(Source data begins)

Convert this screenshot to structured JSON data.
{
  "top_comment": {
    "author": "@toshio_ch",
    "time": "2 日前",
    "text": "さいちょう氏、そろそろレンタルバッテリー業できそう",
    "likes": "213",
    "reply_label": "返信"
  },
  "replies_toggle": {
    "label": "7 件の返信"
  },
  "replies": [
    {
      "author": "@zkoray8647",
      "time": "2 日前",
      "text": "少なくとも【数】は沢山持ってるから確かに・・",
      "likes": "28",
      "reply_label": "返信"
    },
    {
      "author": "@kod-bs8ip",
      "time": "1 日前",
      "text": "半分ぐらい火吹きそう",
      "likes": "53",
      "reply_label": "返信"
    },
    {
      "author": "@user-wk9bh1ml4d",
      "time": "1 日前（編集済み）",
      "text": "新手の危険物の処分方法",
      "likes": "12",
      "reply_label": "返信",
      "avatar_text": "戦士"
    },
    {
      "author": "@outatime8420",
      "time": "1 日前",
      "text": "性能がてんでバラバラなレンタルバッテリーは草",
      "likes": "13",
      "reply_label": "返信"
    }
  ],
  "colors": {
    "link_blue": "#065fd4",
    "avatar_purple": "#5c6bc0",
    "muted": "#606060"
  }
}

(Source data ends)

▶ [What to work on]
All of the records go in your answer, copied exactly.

▶ [Written reply]
Convert this screenshot to structured JSON data.
{
  "top_comment": {
    "author": "@toshio_ch",
    "time": "2 日前",
    "text": "さいちょう氏、そろそろレンタルバッテリー業できそう",
    "likes": "213",
    "reply_label": "返信"
  },
  "replies_toggle": {
    "label": "7 件の返信"
  },
  "replies": [
    {
      "author": "@zkoray8647",
      "time": "2 日前",
      "text": "少なくとも【数】は沢山持ってるから確かに・・",
      "likes": "28",
      "reply_label": "返信"
    },
    {
      "author": "@kod-bs8ip",
      "time": "1 日前",
      "text": "半分ぐらい火吹きそう",
      "likes": "53",
      "reply_label": "返信"
    },
    {
      "author": "@user-wk9bh1ml4d",
      "time": "1 日前（編集済み）",
      "text": "新手の危険物の処分方法",
      "likes": "12",
      "reply_label": "返信",
      "avatar_text": "戦士"
    },
    {
      "author": "@outatime8420",
      "time": "1 日前",
      "text": "性能がてんでバラバラなレンタルバッテリーは草",
      "likes": "13",
      "reply_label": "返信"
    }
  ],
  "colors": {
    "link_blue": "#065fd4",
    "avatar_purple": "#5c6bc0",
    "muted": "#606060"
  }
}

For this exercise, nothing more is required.